An Unassuming Club is a system in the Vienna/Polish Club family, in which 1 shows any of a variety of hands and 1/ shows at least 5 cards. Early versions of Polish Club, and Vienna, and (I think) Breakthrough, limited the 1 opening to less than GF strength and used 2 (Polish and Breakthrough) or 1NT (Vienna) for the really big hands, while using 1 for hands hands in the 19-23-point range and some weaker ones (usually real clubs and/or a balanced range or two). More recent versions of Polish club, and Power System and a few others, use a natural, limited 2 opening and open all the strong hands 1. AUC is in the latter family, but with a weak notrump.
Opening bid structure
Reasons: I don't like nonforcing bids in short suits when I hold a strong hand.
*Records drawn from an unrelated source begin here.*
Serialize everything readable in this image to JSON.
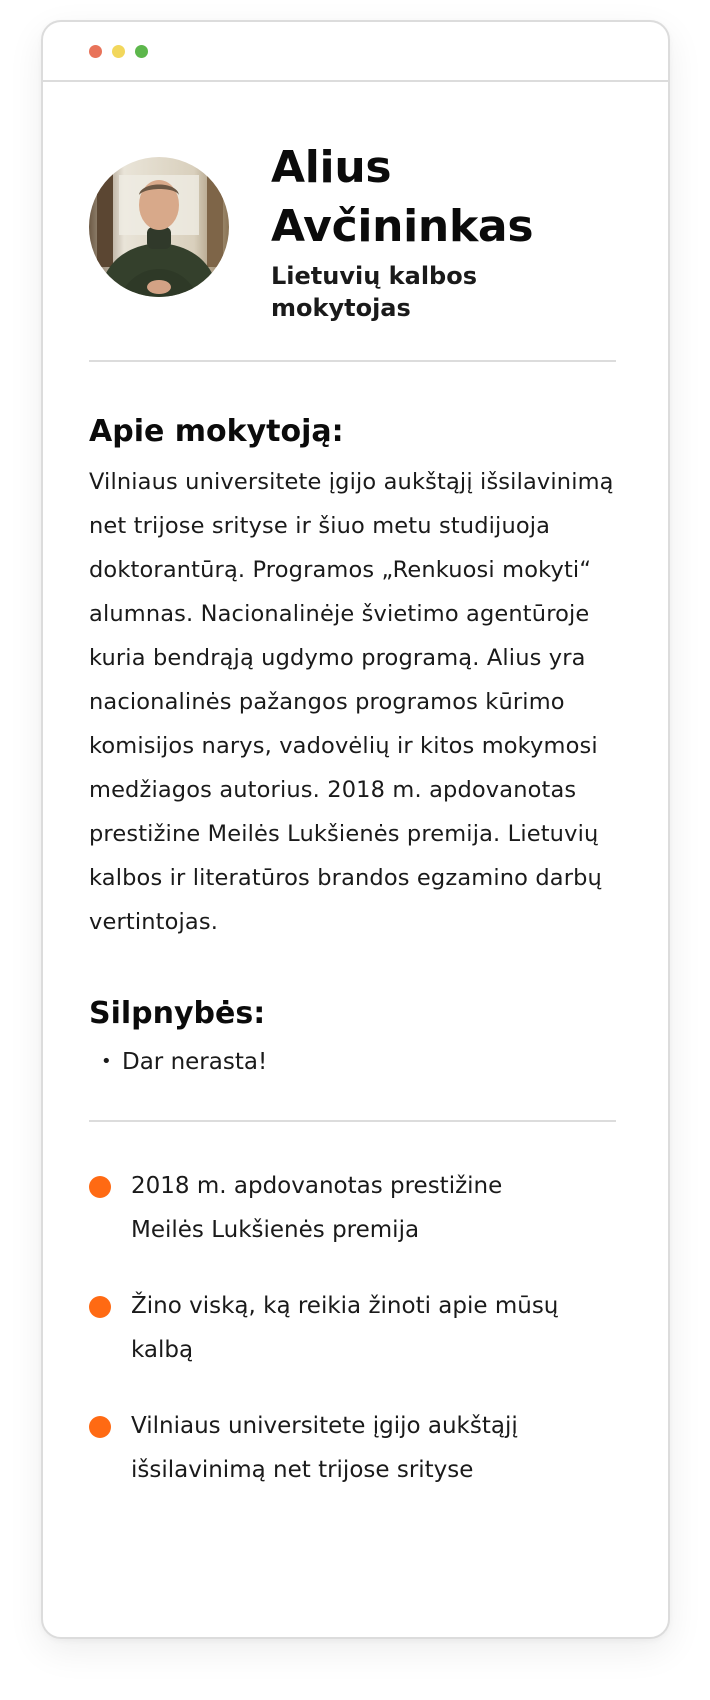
{
  "colors": {
    "accent": "#FF6A13",
    "window_dot_red": "#E8735A",
    "window_dot_yellow": "#F2D75C",
    "window_dot_green": "#5DB74C",
    "divider": "#DCDCDC"
  },
  "profile": {
    "name": "Alius Avčininkas",
    "role": "Lietuvių kalbos mokytojas"
  },
  "about": {
    "title": "Apie mokytoją:",
    "text": "Vilniaus universitete įgijo aukštąjį išsilavinimą net trijose srityse ir šiuo metu studijuoja doktorantūrą. Programos „Renkuosi mokyti“ alumnas. Nacionalinėje švietimo agentūroje kuria bendrąją ugdymo programą. Alius yra nacionalinės pažangos programos kūrimo komisijos narys, vadovėlių ir kitos mokymosi medžiagos autorius. 2018 m. apdovanotas prestižine Meilės Lukšienės premija. Lietuvių kalbos ir literatūros brandos egzamino darbų vertintojas."
  },
  "weaknesses": {
    "title": "Silpnybės:",
    "items": [
      {
        "text": "Dar nerasta!"
      }
    ]
  },
  "highlights": [
    {
      "text": "2018 m. apdovanotas prestižine Meilės Lukšienės premija"
    },
    {
      "text": "Žino viską, ką reikia žinoti apie mūsų kalbą"
    },
    {
      "text": "Vilniaus universitete įgijo aukštąjį išsilavinimą net trijose srityse"
    }
  ]
}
Guaranteeing 4 diamonds is useful but guaranteeing 5 seems a bit much. The Precision-style 2 opening is difficult for even great players to handle, as can be seen from several hands from world championship play. Complicated hands should be opened at the 1-level if possible. This system is designed around the ACBL GCC, so the choice in 2-level openings is severely limited.
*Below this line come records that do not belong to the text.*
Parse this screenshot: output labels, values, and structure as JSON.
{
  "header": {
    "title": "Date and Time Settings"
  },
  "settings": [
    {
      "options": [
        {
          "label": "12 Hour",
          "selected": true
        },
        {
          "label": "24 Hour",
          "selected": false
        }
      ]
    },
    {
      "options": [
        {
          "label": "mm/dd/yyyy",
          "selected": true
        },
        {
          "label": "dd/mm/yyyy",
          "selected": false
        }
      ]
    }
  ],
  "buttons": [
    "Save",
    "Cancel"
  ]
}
In fact, this is a playable system with 5-card majors limited to at most 18 points, a 4-card 1 opening limited to at most 18 points, a 2 opening that's infrequent but wonderful when it does come up, and a 1 opening that is complicated but manageable.
Bidding over the 1 opening
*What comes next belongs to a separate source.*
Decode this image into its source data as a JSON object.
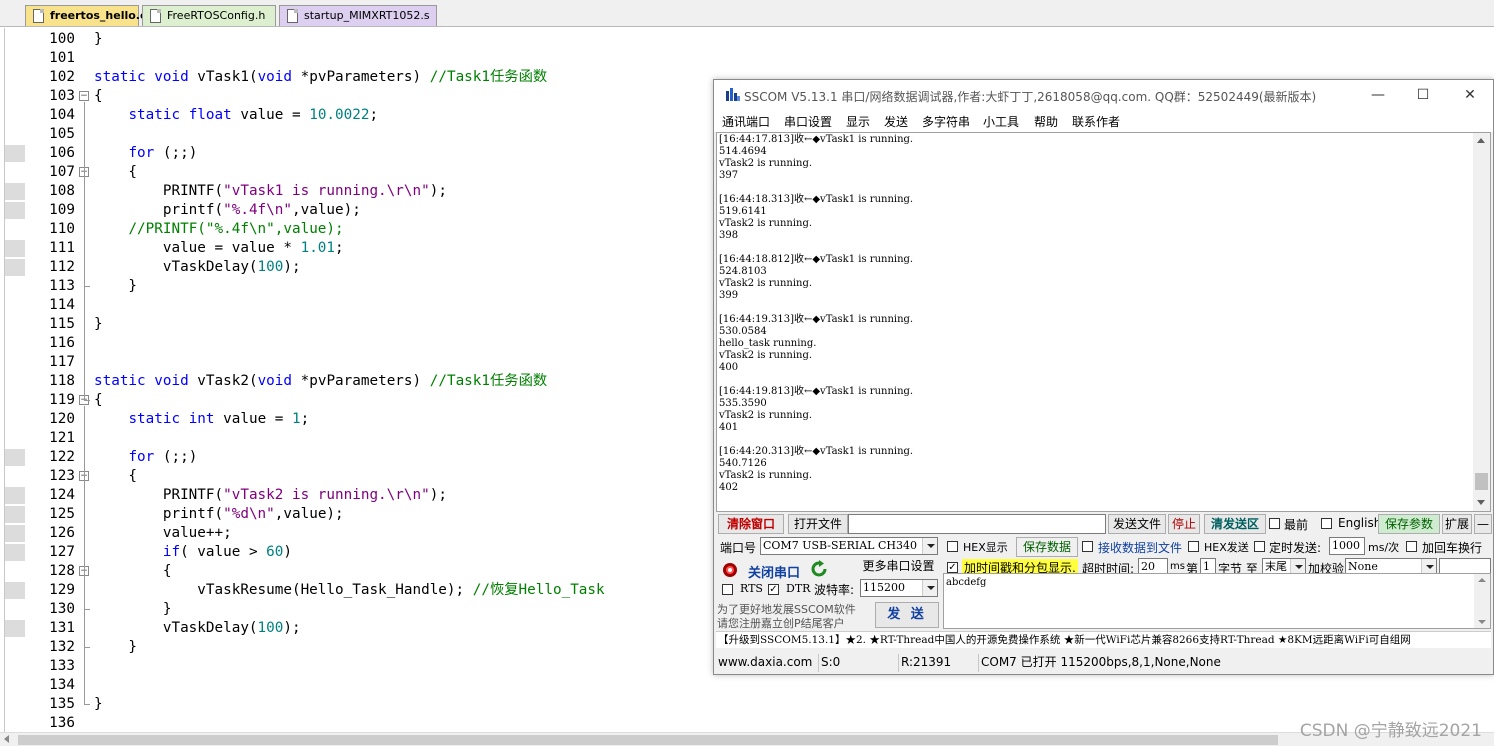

The main differences from similar systems in the later auction
The main differences from similar systems in the later auction:
1-1S; 2 shows a minimum opener with 5+ clubs and 4 hearts. 2 here instead shows a stronger hand. Some such trick is necessary to get the 4-card majors out of 2. 1-1; 1H is an artificial strong bid, as in Relay Precision. Instead, 1 shows an 11=18-pt hand with clubs and spades (possibly 4=4=1=4), and 2 shows 5+ clubs and 4 hearts. A 1NT rebid is 15-17, and bids from 2 up are specialized strong rebids.
The auction 1-1; 1NT showing a balanced hand is avoided in Vienna and Polish and Roman, because their balanced hand here is 12-14 or 12-16; instead, with their minimum balanced hand they rebid 1/, possibly a 3-card suit. (Roman rebids 1NT with 15-16, but the principle stands.) Since our minimum balanced hand is 15-17, the 1NT rebid is more attractive and the 1/ rebid (possibly playing in a questionable 4-3 or even 3-3 fit) is less attractive; the opponents probably can't make anything. Playing a bad contract at the 1-level may be OK when it's the opponents' hand, but not when it's our hand.
Anyway, that's the basic structure. Obviously there's a lot more to it.